At the beginning of the 21st century, high-frequency trading had reached a second execution time, and by 2010 that rate had dropped to milliseconds and subtlety, reaching nanoseconds in 2012.
The 2010 U.S. stock crash – On March 6, 2010, $4.1 billion worth of electronic transactions triggered a flash crash in financial markets, the Dow Jones (28722.8496, 187.05, 0.66%) index plummeted 1,000 points in a single trading day, wiping nearly $100 million in market value. Until the market is on the road to recovery, it is still able to see a five-minute plunge of 600 points. The SEC and the Commodity Futures Trading Commission (CFTC) held HFT primarily responsible for the crash.
2011 – Nano-second trading technology is launched: A company called Fixnetix develops microchips that allow transactions to execute at a rate of nanoseconds. (1 nanoseconds s 0.000000001 seconds)
2012 – High-frequency trading accounts for about 70 percent of U.S. stock trading.
2012 – Many IT companies start investing millions of dollars in HFT technology. A new computer chip specifically introduced for HFT increases execution speed. 000000074 seconds; a $300 million transatlantic cable project is under construction, with the sole aim of reducing trading hours between New York and London by 0.006 seconds.
2013 – Economists argue about the riskiness of high-frequency trading since the flash crash of 2010. Michael Spence, a Nobel Prize-winning economist, argues that high-frequency trading should be banned.
In fact, high-frequency trading is not only a loss for ordinary shareholders in the stock market, but also in the foreign exchange market.
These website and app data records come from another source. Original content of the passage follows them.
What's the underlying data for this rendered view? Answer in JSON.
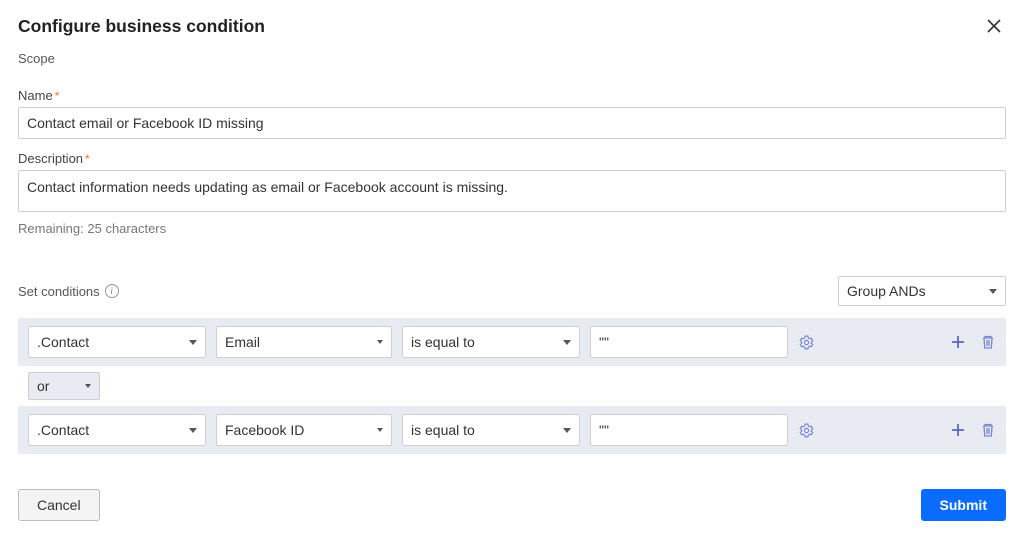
{
  "header": {
    "title": "Configure business condition",
    "scope_label": "Scope"
  },
  "form": {
    "name_label": "Name",
    "name_value": "Contact email or Facebook ID missing",
    "description_label": "Description",
    "description_value": "Contact information needs updating as email or Facebook account is missing.",
    "remaining_text": "Remaining: 25 characters"
  },
  "conditions": {
    "set_label": "Set conditions",
    "group_mode": "Group ANDs",
    "rows": [
      {
        "context": ".Contact",
        "field": "Email",
        "op": "is equal to",
        "value": "\"\""
      },
      {
        "context": ".Contact",
        "field": "Facebook ID",
        "op": "is equal to",
        "value": "\"\""
      }
    ],
    "connector": "or"
  },
  "footer": {
    "cancel": "Cancel",
    "submit": "Submit"
  },
  "icons": {
    "close": "close-icon",
    "info": "info-icon",
    "gear": "gear-icon",
    "plus": "plus-icon",
    "trash": "trash-icon",
    "caret": "caret-down-icon"
  },
  "colors": {
    "accent": "#0a6cff",
    "icon_accent": "#5c6bc0",
    "panel_bg": "#e9ebf2"
  }
}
For example, the pound crash on 7 October 2016. The pound fell 6.1 per cent in two minutes. Industry insiders believe it was a massive sell-off triggered by “rogue” algorithmic trading. . . At the time, many news sites and social media were cingling for Brexit, and computer algorithms used it as a signal to sell the pound. Once the pound is on a downward trend, more high-frequency traders will join in, reinforcing this trend and eventually creating a strong short selling pressure in a short period of time.
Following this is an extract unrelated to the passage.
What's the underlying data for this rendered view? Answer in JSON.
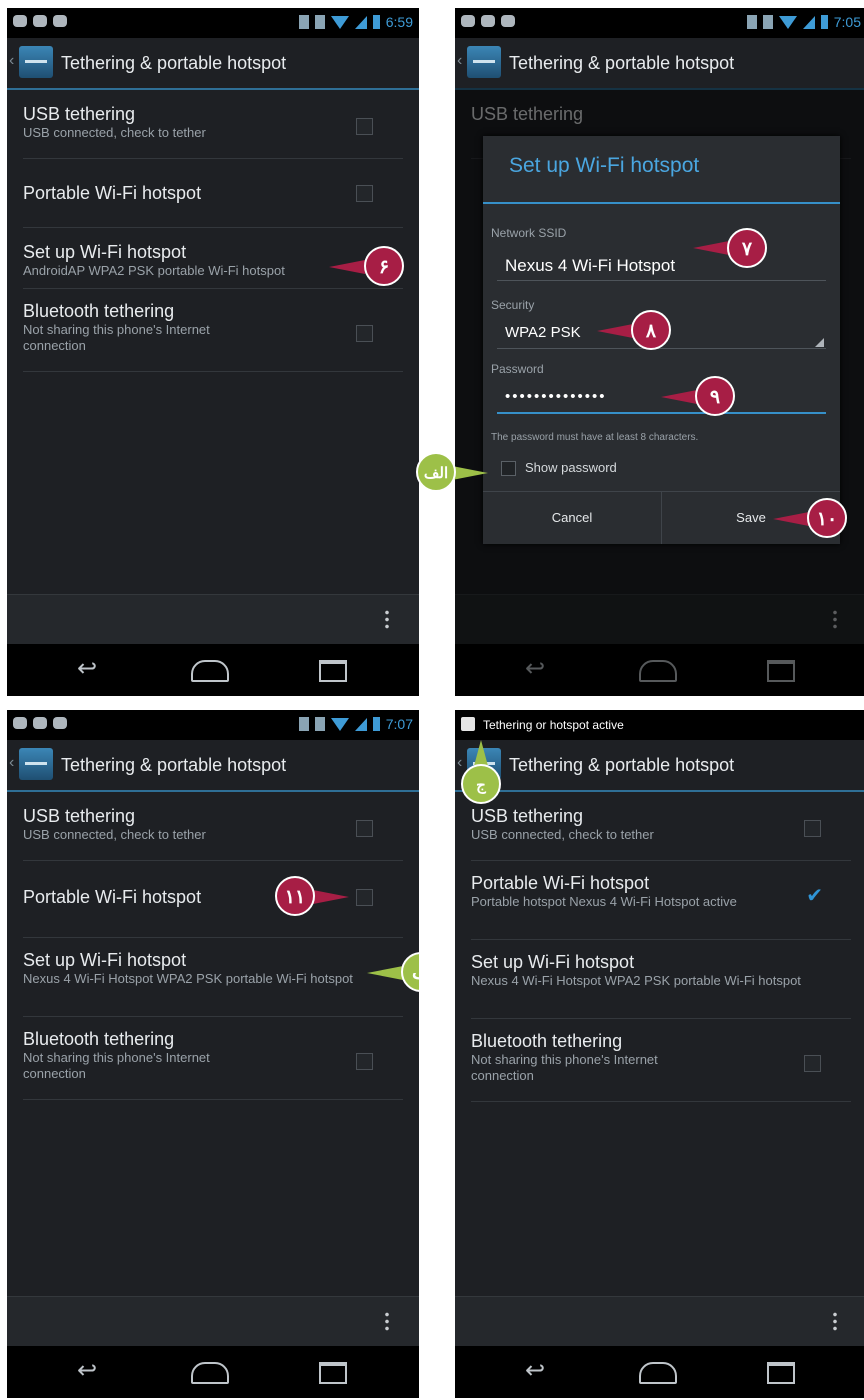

In addition, on January 3, 2019, the foreign exchange market experienced an unusual fluctuation. Within minutes of Asian markets, the dollar suddenly plunged against the yen, even above 400 points at one point. It is difficult for the industry to draw conclusions about the factors that led to the January 3 crash, in part because trading activity in the foreign exchange market is taking place through many different platforms. However, it is not difficult to find the key factors in the event, including high-frequency algorithmic trading in a low-liquidity environment to amplify this “flash” event.